The Extra Mile

Sean Gullette
Originally Published in The Silicon Alley Reporter

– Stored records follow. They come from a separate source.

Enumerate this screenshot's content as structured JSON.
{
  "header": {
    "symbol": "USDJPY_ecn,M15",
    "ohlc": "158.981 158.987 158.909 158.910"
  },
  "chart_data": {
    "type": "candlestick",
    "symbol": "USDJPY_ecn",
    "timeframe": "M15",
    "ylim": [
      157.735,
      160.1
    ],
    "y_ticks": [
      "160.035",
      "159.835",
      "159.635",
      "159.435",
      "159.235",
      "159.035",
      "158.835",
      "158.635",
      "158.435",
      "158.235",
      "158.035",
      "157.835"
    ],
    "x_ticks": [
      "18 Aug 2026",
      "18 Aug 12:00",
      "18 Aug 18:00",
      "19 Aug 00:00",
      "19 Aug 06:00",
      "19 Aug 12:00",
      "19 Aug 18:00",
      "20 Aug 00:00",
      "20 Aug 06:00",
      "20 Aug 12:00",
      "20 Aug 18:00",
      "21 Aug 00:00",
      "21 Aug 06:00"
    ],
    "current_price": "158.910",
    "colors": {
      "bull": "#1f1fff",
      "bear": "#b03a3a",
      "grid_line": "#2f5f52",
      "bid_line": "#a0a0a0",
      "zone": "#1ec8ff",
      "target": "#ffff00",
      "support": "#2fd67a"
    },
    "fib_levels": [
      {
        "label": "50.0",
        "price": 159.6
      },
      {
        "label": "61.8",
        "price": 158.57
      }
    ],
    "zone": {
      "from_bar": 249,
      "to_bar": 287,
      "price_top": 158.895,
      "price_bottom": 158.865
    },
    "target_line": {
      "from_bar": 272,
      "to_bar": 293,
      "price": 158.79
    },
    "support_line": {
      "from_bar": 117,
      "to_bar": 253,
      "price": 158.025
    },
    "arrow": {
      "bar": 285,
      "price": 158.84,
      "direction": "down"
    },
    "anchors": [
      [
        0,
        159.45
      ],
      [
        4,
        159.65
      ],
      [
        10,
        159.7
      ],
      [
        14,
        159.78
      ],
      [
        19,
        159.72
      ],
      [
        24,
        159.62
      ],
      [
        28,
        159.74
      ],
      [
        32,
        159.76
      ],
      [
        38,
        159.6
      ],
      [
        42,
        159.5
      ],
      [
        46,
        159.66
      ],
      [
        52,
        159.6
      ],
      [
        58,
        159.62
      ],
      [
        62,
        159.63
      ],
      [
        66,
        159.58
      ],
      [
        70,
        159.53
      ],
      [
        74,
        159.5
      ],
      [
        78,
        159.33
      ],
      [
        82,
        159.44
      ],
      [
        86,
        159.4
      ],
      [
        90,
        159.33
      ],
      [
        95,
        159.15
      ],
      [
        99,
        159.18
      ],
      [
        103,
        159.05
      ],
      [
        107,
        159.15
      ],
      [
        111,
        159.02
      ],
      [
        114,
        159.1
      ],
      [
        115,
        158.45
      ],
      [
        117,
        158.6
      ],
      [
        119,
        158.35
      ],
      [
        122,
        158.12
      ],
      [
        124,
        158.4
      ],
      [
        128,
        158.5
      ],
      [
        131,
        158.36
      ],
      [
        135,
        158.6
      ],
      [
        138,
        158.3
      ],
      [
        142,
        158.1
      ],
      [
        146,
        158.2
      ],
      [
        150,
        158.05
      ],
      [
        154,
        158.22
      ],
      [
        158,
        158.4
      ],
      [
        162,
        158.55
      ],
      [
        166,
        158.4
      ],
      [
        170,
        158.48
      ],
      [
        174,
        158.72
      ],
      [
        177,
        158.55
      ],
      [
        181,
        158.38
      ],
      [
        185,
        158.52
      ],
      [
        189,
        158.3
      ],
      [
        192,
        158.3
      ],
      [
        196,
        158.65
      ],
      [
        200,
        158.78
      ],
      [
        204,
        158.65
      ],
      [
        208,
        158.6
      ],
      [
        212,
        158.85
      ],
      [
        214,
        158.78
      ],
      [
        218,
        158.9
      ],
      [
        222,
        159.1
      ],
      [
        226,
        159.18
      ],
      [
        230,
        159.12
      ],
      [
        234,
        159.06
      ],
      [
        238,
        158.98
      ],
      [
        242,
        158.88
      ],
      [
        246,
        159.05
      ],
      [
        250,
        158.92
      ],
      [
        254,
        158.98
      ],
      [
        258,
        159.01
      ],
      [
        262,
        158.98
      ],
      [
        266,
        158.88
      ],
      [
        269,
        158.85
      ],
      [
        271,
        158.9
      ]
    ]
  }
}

March, 1999



	
In Praise of Simplicity "When I wrote the following pages, I lived alone, a mile from any neighbor, in a house that I had built myself, on the shores of Walden pond..." --Henry David Thoreau in Walden "I loved the prairie by instinct, as, itself, a great simplicity; the trees, the flowers and sky were thrilling by contrast. " --Frank Lloyd Wright, discussing his design for the Mile High Illinois building "The spiritual path, as Meister Eckhart observed, has more to do with subtraction than with addition. It is not so much a matter of adding all the active virtues to one's practice of living as of relinquishing everything that can possibly be abandoned. How much can you leave behind?" --Belden C. Lane in The Solace of Fierce Landscapes _____________________________________________________________ In 1852, Henry David Thoreau walked into the woods outside the town of Concord, Massachusetts, looking for something he thought he had lost. Concord and the neighboring towns west of Boston in 1850 might appear to today's New Yorker like a pretty good example of simple life. But Thoreau saw in the people of the towns all the symptoms of civilization's enslaving of the mind and spirit. In the grind of salaried labor, the cycles of work and consumption, the inability to be happy with everyday gifts, Thoreau saw something to escape. He chose a site near Walden Pond to build the house where he would live for the next two years, on lake fish, the yield of his gardens and the growing exhileration he felt in inventing an alternative to the prison of "civilized life." Thoreau's breakthrough was simplicity--reducing the need to work, spend, and consume, and heightening the life of the senses, the body and the mind. Walden became the blueprint for an individualism and self-reliance which remains singularly American--the secular antidote to the numbess and alienation or commercial life. The critic Alfred Kazin once described Walden as "a kind of racial memory of the wilderness we have all lost." When I was a kid I found a large cloth-bound volume in a stack of art books and turned back the gatefold. As I unfolded it, page after page, my eyes widened and eventually focussed in stunned fascination. Spread horizontally across eight creased pages were the plans for Frank Lloyd Wright's Mile-High building. A century after Walden, a thousand miles to the west, Wright had produced the plans for this visionary building after a proposal crossed his desk for a mile-high TV tower. Just as Americans had, when Wright first published his unbuildable blueprint in the 1950s, I understood it immediately, with a shudder of frightened excitement. This unthinkably steep stone-and-steel pyramid--designed to house 45,000 people, 15,000 cars, 100 helicopters, and a system of glass enclosed nuclear-powered elevators--described a future in which mankind and technology were streamlined together into a fluid and supremely elegant destiny. It's structural simplicity was the most striking aspect of its power. Rising from the Illinois plains, "a rapier," wrote Wright, "with handle the breadth of the hand, set firmly into the ground, blade upright..." This imaginary building promised to each citizen--not just of Chicago, but of Wright's America--an elevated consciousness that would mirror the consolidation of industrial progress, and a simpler, clearer society based on the laws of nature. Wright's vision--in Mile High and the entire body of populist architeture which preceded it--expressed the project of modernism as the creation of a society guided by its artisans and planners into a kind of "progress" which would uplift and not drain the spirit. Thoreau's trek into the solitude beyond the city, and Wright's trip a mile up into the dream of a sweeter capitalism are now archival documents. In place of their All-American zen, the cities have sprawled outward into office parks and suburbs; and fissures have spread through the monolithic structures which had framed Cold War consciousness. The notion of Simplicity in its American form--the economy of spirit, of design, of daily life--is rapidly becoming a footnote in our overcrowded cultural history. So consider this column a challenge, O titans of industry, designers, petty capitalists, meme stylists, architects of the invisible empire. As you build the digital universe alongside our own, how much of the old world's clutter, waste and pollution do you dare to leave behind? Will you embrace simplicity and kiss it full on the lips? Think how much better you'll feel.